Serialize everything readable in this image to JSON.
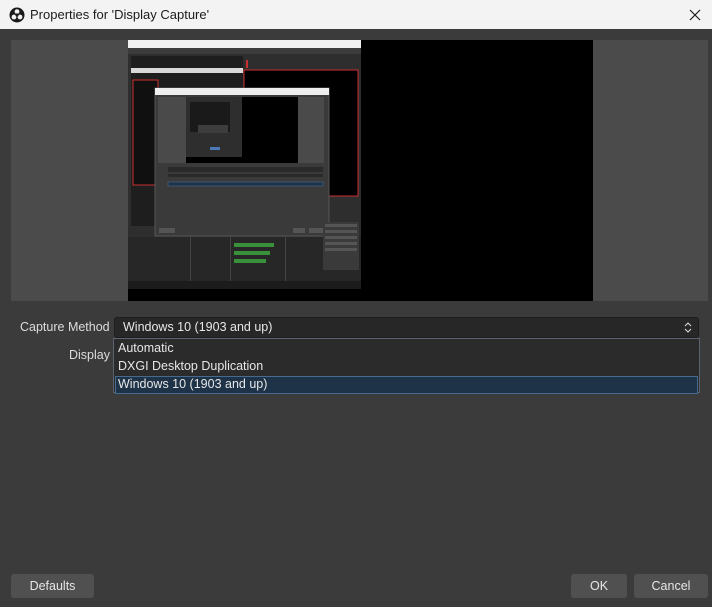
{
  "window": {
    "title": "Properties for 'Display Capture'",
    "app_icon": "obs-logo-icon",
    "close_icon": "close-icon"
  },
  "form": {
    "capture_method_label": "Capture Method",
    "capture_method_value": "Windows 10 (1903 and up)",
    "display_label": "Display",
    "dropdown_options": [
      "Automatic",
      "DXGI Desktop Duplication",
      "Windows 10 (1903 and up)"
    ],
    "selected_option": "Windows 10 (1903 and up)"
  },
  "buttons": {
    "defaults": "Defaults",
    "ok": "OK",
    "cancel": "Cancel"
  },
  "colors": {
    "background": "#3b3b3b",
    "preview_background": "#4b4b4b",
    "selection": "#1f3348",
    "capture_highlight": "#d22c2c"
  }
}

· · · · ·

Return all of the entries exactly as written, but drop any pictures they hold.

## Response box
Serialize everything readable in this image to JSON.
{
  "window": {
    "title": "Properties for 'Display Capture'",
    "app_icon": "obs-logo-icon",
    "close_icon": "close-icon"
  },
  "form": {
    "capture_method_label": "Capture Method",
    "capture_method_value": "Windows 10 (1903 and up)",
    "display_label": "Display",
    "dropdown_options": [
      "Automatic",
      "DXGI Desktop Duplication",
      "Windows 10 (1903 and up)"
    ],
    "selected_option": "Windows 10 (1903 and up)"
  },
  "buttons": {
    "defaults": "Defaults",
    "ok": "OK",
    "cancel": "Cancel"
  },
  "colors": {
    "background": "#3b3b3b",
    "preview_background": "#4b4b4b",
    "selection": "#1f3348",
    "capture_highlight": "#d22c2c"
  }
}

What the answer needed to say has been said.